A global community of nature enthusiasts
photographing and learning about wildlife

Join Project Noah!
nature school apple icon

Project Noah Nature School visit nature school

Betrothed Underwing

Catocala innubens, (Guenée, 1852)


It is a large moth in the family Erebidae, and in the genus Catocala. The species Catocala innubens has brown forewings with small black and white patterns, while being identified by the prominent white patch at the corner of both forewings, and also the underside, which has red only at the lower portions of the hindwings, while other species in the area like Catocala umbrosa having red on all of the underside wings. It also has a differently shaped white spot in the middle of the forewing, as well as a smaller size compared to the species umbrosa and ilia.


Southwestern Arcadia park area, Fort Worth, Texas. Tarrant county, (sub-urban area). Larval,and adult stages were lured in by bait traps, otherwise like to hide in the woods, where they can hide among tree bark.
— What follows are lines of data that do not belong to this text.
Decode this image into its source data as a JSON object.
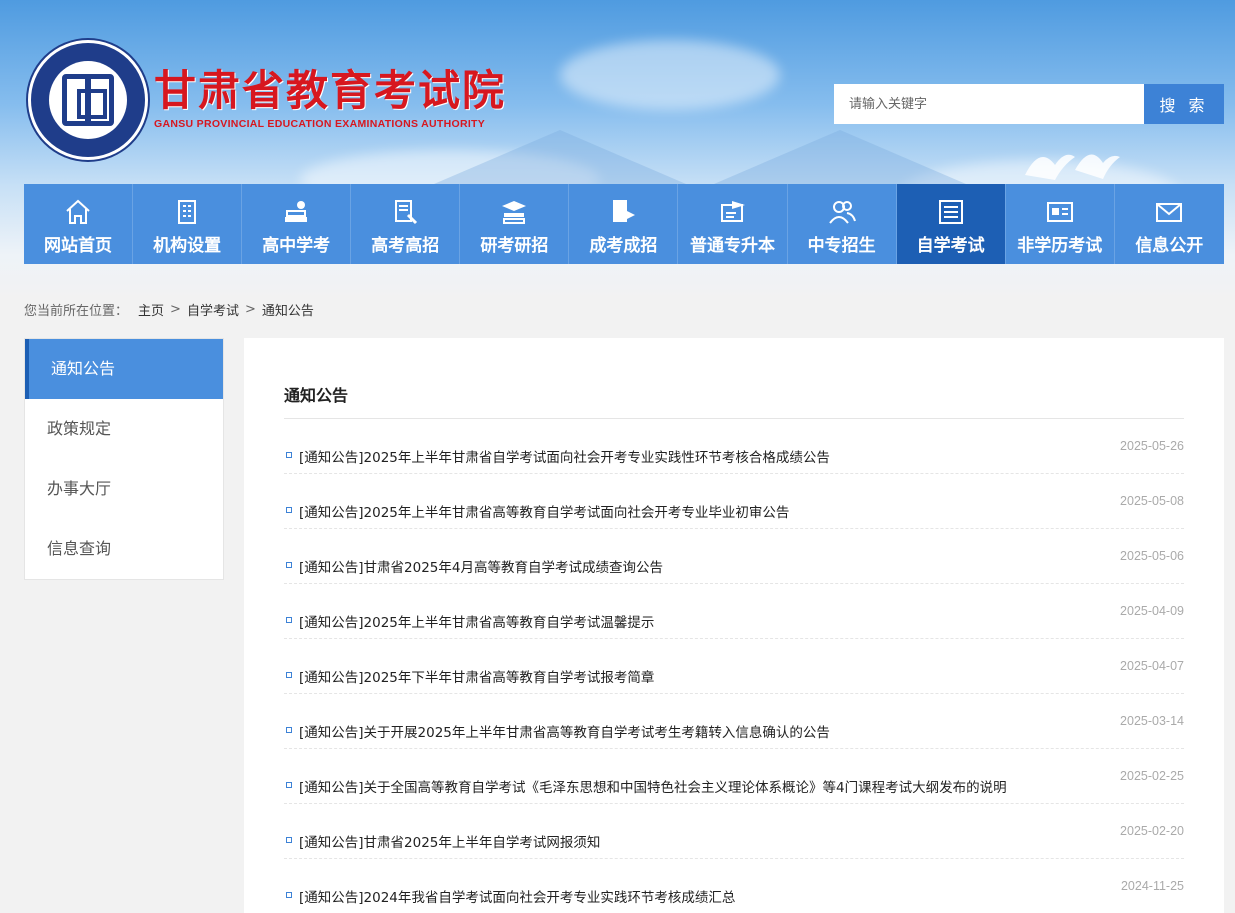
{
  "header": {
    "logo_cn": "甘肃省教育考试院",
    "logo_en": "GANSU PROVINCIAL EDUCATION EXAMINATIONS AUTHORITY",
    "seal_icon": "gansu-exam-seal"
  },
  "search": {
    "placeholder": "请输入关键字",
    "button_label": "搜 索"
  },
  "nav": {
    "items": [
      {
        "label": "网站首页",
        "icon": "home-icon"
      },
      {
        "label": "机构设置",
        "icon": "building-icon"
      },
      {
        "label": "高中学考",
        "icon": "books-icon"
      },
      {
        "label": "高考高招",
        "icon": "exam-pen-icon"
      },
      {
        "label": "研考研招",
        "icon": "graduation-books-icon"
      },
      {
        "label": "成考成招",
        "icon": "document-flag-icon"
      },
      {
        "label": "普通专升本",
        "icon": "cap-board-icon"
      },
      {
        "label": "中专招生",
        "icon": "users-icon"
      },
      {
        "label": "自学考试",
        "icon": "list-doc-icon",
        "active": true
      },
      {
        "label": "非学历考试",
        "icon": "id-card-icon"
      },
      {
        "label": "信息公开",
        "icon": "mail-icon"
      }
    ],
    "active_color": "#1d5fb4",
    "base_color": "#4a8fde"
  },
  "breadcrumb": {
    "prefix": "您当前所在位置：",
    "items": [
      "主页",
      "自学考试",
      "通知公告"
    ],
    "separator": ">"
  },
  "sidebar": {
    "items": [
      {
        "label": "通知公告",
        "active": true
      },
      {
        "label": "政策规定"
      },
      {
        "label": "办事大厅"
      },
      {
        "label": "信息查询"
      }
    ]
  },
  "main": {
    "title": "通知公告",
    "news": [
      {
        "title": "[通知公告]2025年上半年甘肃省自学考试面向社会开考专业实践性环节考核合格成绩公告",
        "date": "2025-05-26"
      },
      {
        "title": "[通知公告]2025年上半年甘肃省高等教育自学考试面向社会开考专业毕业初审公告",
        "date": "2025-05-08"
      },
      {
        "title": "[通知公告]甘肃省2025年4月高等教育自学考试成绩查询公告",
        "date": "2025-05-06"
      },
      {
        "title": "[通知公告]2025年上半年甘肃省高等教育自学考试温馨提示",
        "date": "2025-04-09"
      },
      {
        "title": "[通知公告]2025年下半年甘肃省高等教育自学考试报考简章",
        "date": "2025-04-07"
      },
      {
        "title": "[通知公告]关于开展2025年上半年甘肃省高等教育自学考试考生考籍转入信息确认的公告",
        "date": "2025-03-14"
      },
      {
        "title": "[通知公告]关于全国高等教育自学考试《毛泽东思想和中国特色社会主义理论体系概论》等4门课程考试大纲发布的说明",
        "date": "2025-02-25"
      },
      {
        "title": "[通知公告]甘肃省2025年上半年自学考试网报须知",
        "date": "2025-02-20"
      },
      {
        "title": "[通知公告]2024年我省自学考试面向社会开考专业实践环节考核成绩汇总",
        "date": "2024-11-25"
      }
    ]
  }
}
Here is my photo of a different species called Catocala maestosa,


In the species Catocala innubens there are two distinct forms. One of the forms is "scintillans", which is prominently black on the forewings with white edged margins. The second form is the regular form, which looks like the one in my photo. Here is a photo of the form "scintillans", ( The distribution of this species ranges from Southern Ontario and Quebec to Florida, west to Texas, Wisconsin and Minnesota. The larval food plants for this species is primarily Honey Locust, (Gleditsia triacanthos), but it also mentions Walnut, (Juglans sp.) but this is probably a bad host for them.

Species ID Suggestions

Sign in to suggest organism ID

No Comments

Spotted by

Fort Worth, Texas, United States

Spotted on Jun 3, 2021
Submitted on Jun 13, 2021

Noah Guardians
Noah Sponsors

Join the Project Noah Team Join Project Noah Team